2.  Acting like you’re always a victim. – Another toxic behavior is persistent complaining that fuels your sense of victimization.  Believing you’re a victim, that you have no power to exert and no power over the direction of your life, is a toxic stance that keeps you stuck.  Working as a life coach with people who’ve suffered terrible trauma in their lives but found the courage to turn it all around, I know that we have access to far more power, authority, and influence over our lives than we initially believe.  When you stop complaining, and refuse to see yourself as a hapless victim, you’ll find that you are more powerful than you realized, but only if you choose to accept this reality.

3.  Obsessive negative thinking – It’s very hard to be around people who speak incessantly about the terrible things that could happen and have happened, the slights they’ve suffered, and the unfairness of life.  These people stubbornly refuse to see the positive side of life and the positive lessons from what’s happening.  Pessimism is one thing – but remaining perpetually locked in negative thoughts is another.  Only seeing the negative, and operating from a view that everything is negative and against you, is a skewed way of thinking and living, and you can change that. Seek out positive people and look out the way they perceive obstacles and problems in their life.

4.  Lack of emotional self-control. – An inability to manage your emotions is toxic to everyone around you.  We all know these people – those who explode in anger and tears over the smallest hiccup or problem.  Yelling at the grocery store clerk for the long line, screaming at an employee for a small error she made, or losing it with your daughter for spilling juice on the floor.  If you find that you’re overly emotional, losing it at every turn, you need some outside assistance to help you gain control over your emotions and understand what’s at the root of your emotionality.  There’s more to it than what appears on the surface.  An outside perspective – and a new kind of support – can work wonders.

5.  Cruelty (or lacking empathy and compassion). – One of the most toxic behaviors – cruelty – stems from a total lack of empathy, concern or compassion for others. We see it every day online and in the media – people being devastatingly unkind and hurtful to others just because they can.  They tear people down online in a cowardly way, using their anonymity as a shield.  Cruelty, backstabbing, and hurting others for any reason is toxic, and it hurts you as well.
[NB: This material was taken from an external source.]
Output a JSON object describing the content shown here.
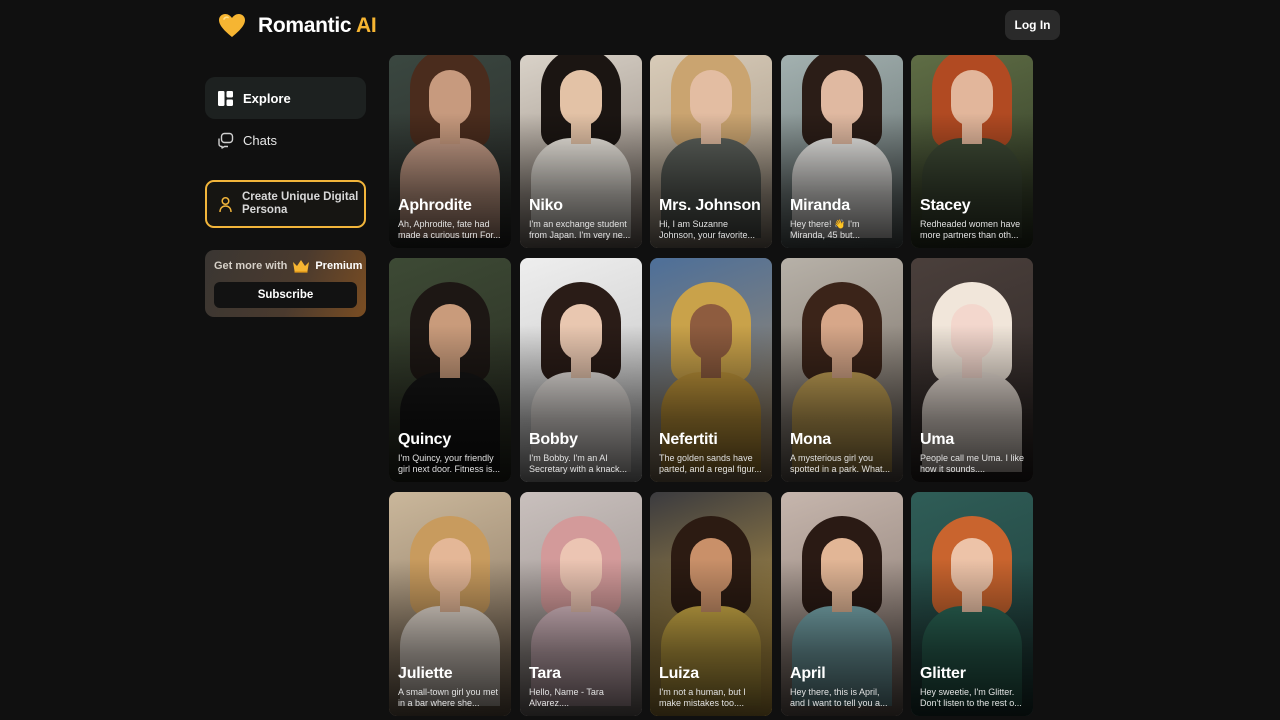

6.  Needing constant validation. – Last but not least, people who constantly strive for validation by others are exhausting to be around.  Those men and women who get caught up in the need to prove their worth over and over and over, and constantly want to “win” over everyone around them, are unintentionally toxic and draining.  Know this.  Overly-attaching to how things have to look to others can wear you out and bring everyone else around you down.  There is a bigger picture to your life, and it’s not about what you achieve in the eyes of the masses.  It’s about the journey, the process, the path – what you’re learning, how you’re helping others learn too, and the growing process you allow yourself to participate in.

What can you do to help someone/be a friend to someone you suspect has Social Anxiety? 

  • Be alert to when they attempt to join into conversations and listen to them with consideration, and without judgement.
  • Be aware that although they might appear rude and abrupt, they would never intend to come across in this way, and it is often their lack of social experiences that make them withdraw, or be incapable of responding appropriately.
  • Accept them the way they are, and always remain positive whilst empathizing.
  • Invite them to social outing without pressure, such as small groups situations or in a situation that they would not find threatening, such as stopping by their desk each day for a quick chat.

Something to Ponder About